- The companies in this sector are probably pretty well insolated against too much competition as they possess deep knowledge (that is, tacit collective knowledge from decades of practice) and, not unlike universities, will have their own field of strength which will differ a little from those of competitors, not unlike the monopolistic competition model, but with significant entry barriers. This should protect margins from too much downdraft.
- We therefore think that the prime movers, in terms of opportunities for shareholders, is market growth, and we’re pretty optimistic about these.
- It’s not terribly attractive. Peg ratio above one, we know quite a few that are way below that (TSL comes to mind)
- Forward p/e of 16, that’s ok
- Margins are not very high, but if the industry just keeps growing, and margins stay stable or could improve somewhat (because of high demand, this might become a little bit more of a sellers market)
- It argues it’s 52 week high was $62, but that can’t be right (see chart below)
- It’s one of the first things we look at if we embark on a new stock, does the company consistently surprises on the upside? Well.. 3 out of 4 ain’t bad, that Dec07 quarter was quite a disaster, but it’s a one off (see above), although these kind could very well happen more often.
- In October 2006, the Company closed a purchase agreement for the private placement of approximately 3.7 million shares of its common stock, priced at $14.00 per share, with warrants to purchase an additional 558,354 shares at an exercise price of $19.03 per share. The net proceeds of the offering, approximately $49 million, were used for general corporate purposes to address the robust and growing North American market for engineering and construction services, both in the oil sands region of northern Alberta, Canada, and in the expansion of natural gas pipeline infrastructure in the United States. [2006 annual report]
- This was last Friday: “Willbros Group, Inc. 2.75% Convertible Senior Notes Due 2024. Please be advised that pursuant to Section 12.1(a)(i) of the Indenture, the 2.75% Notes will be convertible beginning today, August 15, 2008, and will continue to be convertible through November 14, 2008. The 2.75% Notes may be converted in whole or in part (in denominations of $1,000 and integral multiples thereof). The Conversion Price pursuant to the Indenture is currently $19.47.” [Yahoo]
- Curiously, it didn’t say how many of these convertible notes are out, and we couldn’t immediately locate this in the SEC filings either.
- “Willbros has been awarded contracts by Enbridge Pipelines Inc. for construction of the Canadian Mainline Pipeline Project, Contract “A” Line 4 Expansion and a segment of the Alberta Clipper pipeline. The scope of work for the Line 4 Expansion includes 135 kilometres (km) of 36-inch pipelines in three loops from Sherwood Park to Hardisty, Alberta. The Alberta Clipper segment includes 99 km of 36-inch pipeline from Hardisty to the Alberta/Saskatchewan border near Kerrobert, Saskatchewan. The work is scheduled for August 2008 to March 2009, with final pipeline right-of-way clean-up in summer 2009.”
- You can see where they’re busy here
- They will be busy for some time, since this is the main driving metric, we’re cautiously optimistic because their backlog is growing:
- “At June 30, 2008, Willbros reported backlog (2) of approximately $1.3 billion compared to $1.2 billion at March 31, 2008. Management remains highly confident that backlog will grow year over year in the robust environment for its services.
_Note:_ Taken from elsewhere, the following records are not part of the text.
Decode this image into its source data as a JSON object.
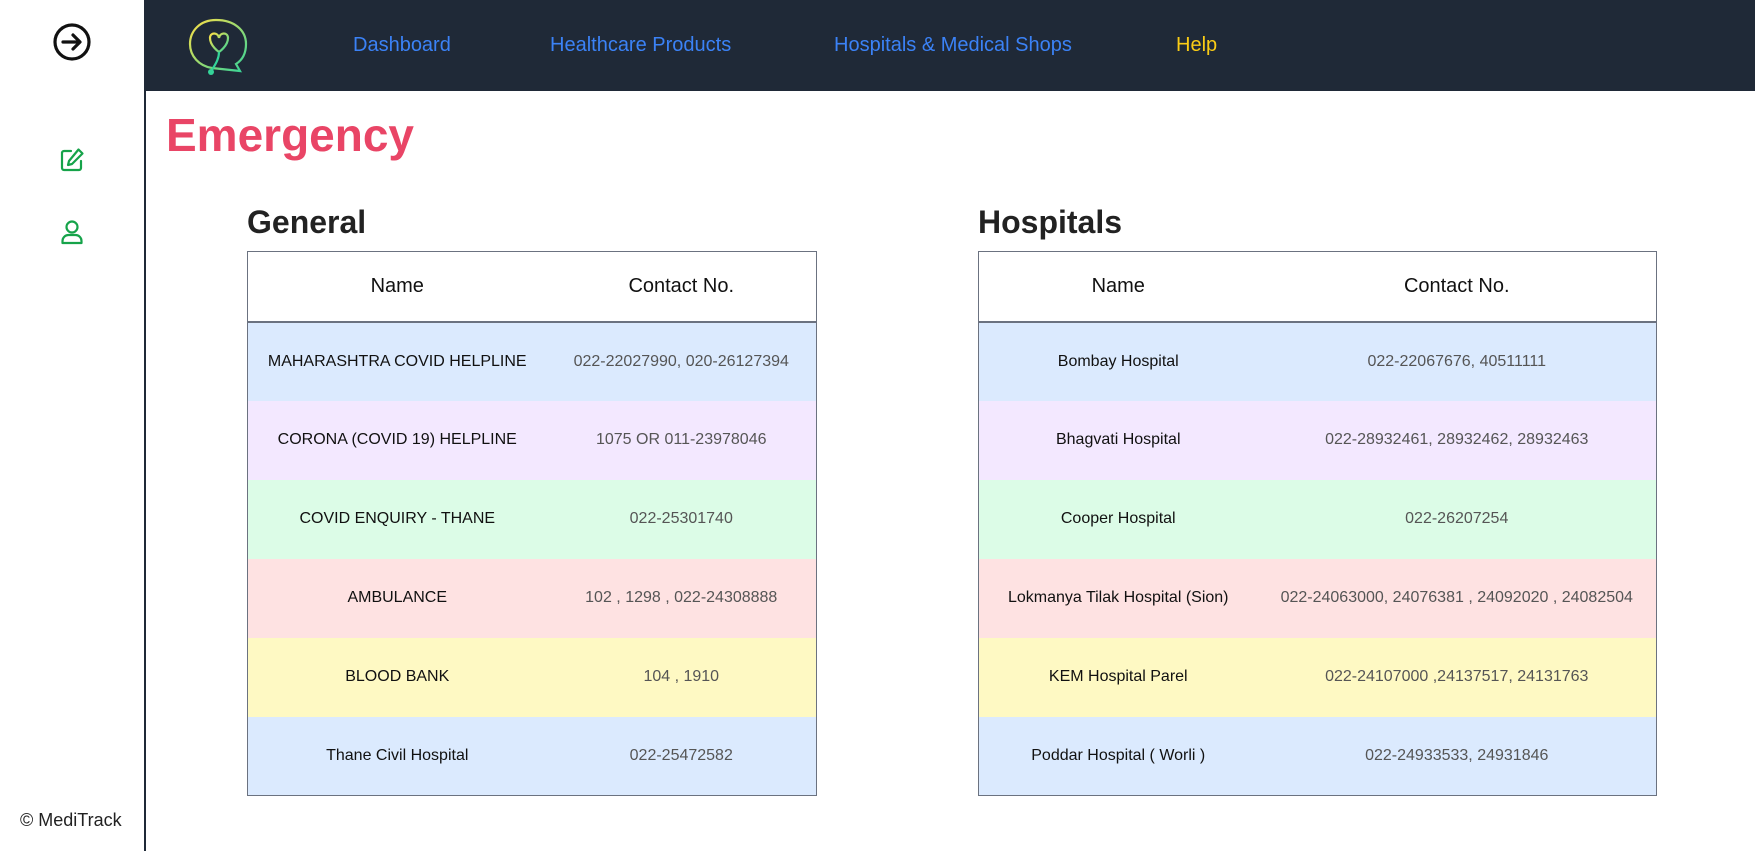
{
  "app": {
    "copyright": "© MediTrack"
  },
  "nav": {
    "dashboard": "Dashboard",
    "healthcare_products": "Healthcare Products",
    "hospitals_shops": "Hospitals & Medical Shops",
    "help": "Help"
  },
  "colors": {
    "nav_link": "#3b82f6",
    "help_link": "#facc15",
    "title": "#e94566",
    "topbar": "#1f2937",
    "sidebar_icons": "#16a34a"
  },
  "page": {
    "title": "Emergency"
  },
  "general": {
    "title": "General",
    "columns": [
      "Name",
      "Contact No."
    ],
    "rows": [
      {
        "name": "MAHARASHTRA COVID HELPLINE",
        "contact": "022-22027990, 020-26127394"
      },
      {
        "name": "CORONA (COVID 19) HELPLINE",
        "contact": "1075 OR 011-23978046"
      },
      {
        "name": "COVID ENQUIRY - THANE",
        "contact": "022-25301740"
      },
      {
        "name": "AMBULANCE",
        "contact": "102 , 1298 , 022-24308888"
      },
      {
        "name": "BLOOD BANK",
        "contact": "104 , 1910"
      },
      {
        "name": "Thane Civil Hospital",
        "contact": "022-25472582"
      }
    ]
  },
  "hospitals": {
    "title": "Hospitals",
    "columns": [
      "Name",
      "Contact No."
    ],
    "rows": [
      {
        "name": "Bombay Hospital",
        "contact": "022-22067676, 40511111"
      },
      {
        "name": "Bhagvati Hospital",
        "contact": "022-28932461, 28932462, 28932463"
      },
      {
        "name": "Cooper Hospital",
        "contact": "022-26207254"
      },
      {
        "name": "Lokmanya Tilak Hospital (Sion)",
        "contact": "022-24063000, 24076381 , 24092020 , 24082504"
      },
      {
        "name": "KEM Hospital Parel",
        "contact": "022-24107000 ,24137517, 24131763"
      },
      {
        "name": "Poddar Hospital ( Worli )",
        "contact": "022-24933533, 24931846"
      }
    ]
  }
}
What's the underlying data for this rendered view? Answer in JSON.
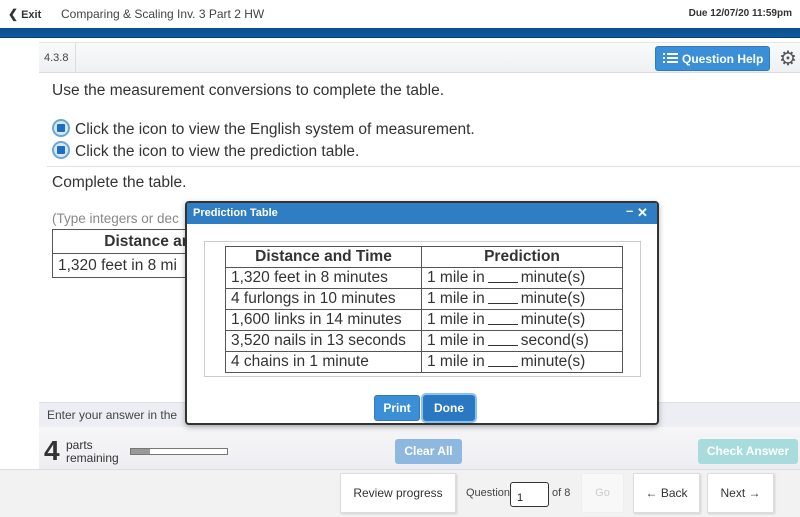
{
  "topbar": {
    "exit_label": "Exit",
    "assignment_title": "Comparing & Scaling Inv. 3 Part 2 HW",
    "due": "Due 12/07/20 11:59pm"
  },
  "question_header": {
    "number": "4.3.8",
    "help_label": "Question Help"
  },
  "question": {
    "prompt": "Use the measurement conversions to complete the table.",
    "links": [
      {
        "icon": "info-square-icon",
        "label": "Click the icon to view the English system of measurement."
      },
      {
        "icon": "info-square-icon",
        "label": "Click the icon to view the prediction table."
      }
    ],
    "instruction": "Complete the table.",
    "hint": "(Type integers or dec",
    "table_header": "Distance and",
    "table_first_cell": "1,320 feet in 8 mi"
  },
  "modal": {
    "title": "Prediction Table",
    "minimize_symbol": "–",
    "close_symbol": "✕",
    "headers": [
      "Distance and Time",
      "Prediction"
    ],
    "rows": [
      {
        "distance_time": "1,320 feet in 8 minutes",
        "prefix": "1 mile in",
        "unit": "minute(s)"
      },
      {
        "distance_time": "4 furlongs in 10 minutes",
        "prefix": "1 mile in",
        "unit": "minute(s)"
      },
      {
        "distance_time": "1,600 links in 14 minutes",
        "prefix": "1 mile in",
        "unit": "minute(s)"
      },
      {
        "distance_time": "3,520 nails in 13 seconds",
        "prefix": "1 mile in",
        "unit": "second(s)"
      },
      {
        "distance_time": "4 chains in 1 minute",
        "prefix": "1 mile in",
        "unit": "minute(s)"
      }
    ],
    "print_label": "Print",
    "done_label": "Done"
  },
  "answer_strip": {
    "text": "Enter your answer in the"
  },
  "parts": {
    "count": "4",
    "label_line1": "parts",
    "label_line2": "remaining",
    "progress_fraction": 0.2
  },
  "actions": {
    "clear_all": "Clear All",
    "check_answer": "Check Answer"
  },
  "bottom_nav": {
    "review_progress": "Review progress",
    "question_label": "Question",
    "question_value": "1",
    "of_total": "of 8",
    "go": "Go",
    "back": "Back",
    "next": "Next"
  },
  "colors": {
    "brand_bar": "#0d5a9e",
    "button_blue": "#3a8fd6",
    "modal_title": "#2f7ec4",
    "check_answer_disabled": "#a8dcdc",
    "clear_all_disabled": "#8fb8e0"
  }
}
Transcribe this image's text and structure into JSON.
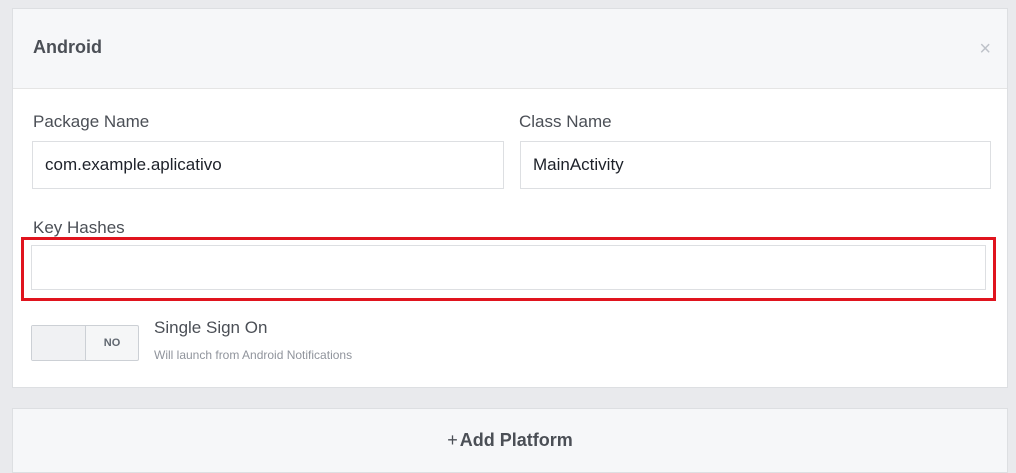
{
  "panel": {
    "title": "Android",
    "close_icon": "close-icon"
  },
  "form": {
    "package_name_label": "Package Name",
    "package_name_value": "com.example.aplicativo",
    "class_name_label": "Class Name",
    "class_name_value": "MainActivity",
    "key_hashes_label": "Key Hashes",
    "key_hashes_value": ""
  },
  "single_sign_on": {
    "toggle_state": "NO",
    "title": "Single Sign On",
    "subtitle": "Will launch from Android Notifications"
  },
  "add_platform": {
    "plus": "+",
    "label": "Add Platform"
  },
  "colors": {
    "highlight": "#e0141e"
  }
}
Backlog has increased from $1.0 billion at June 30, 2007. At June 30, 2008, approximately 79 percent of contract backlog was cost reimbursable.” [8K August 6]
- So it will be all systems go, which should provide a nice upside, but it’s the linear model that bugs us a little, to be honest.
- Upwards path, just as we expected, because they rise with the energy market. And that could very well continue for some time to come. Buy on dips would be best, but we just had a dip, so we’ll sit on the fence for this one.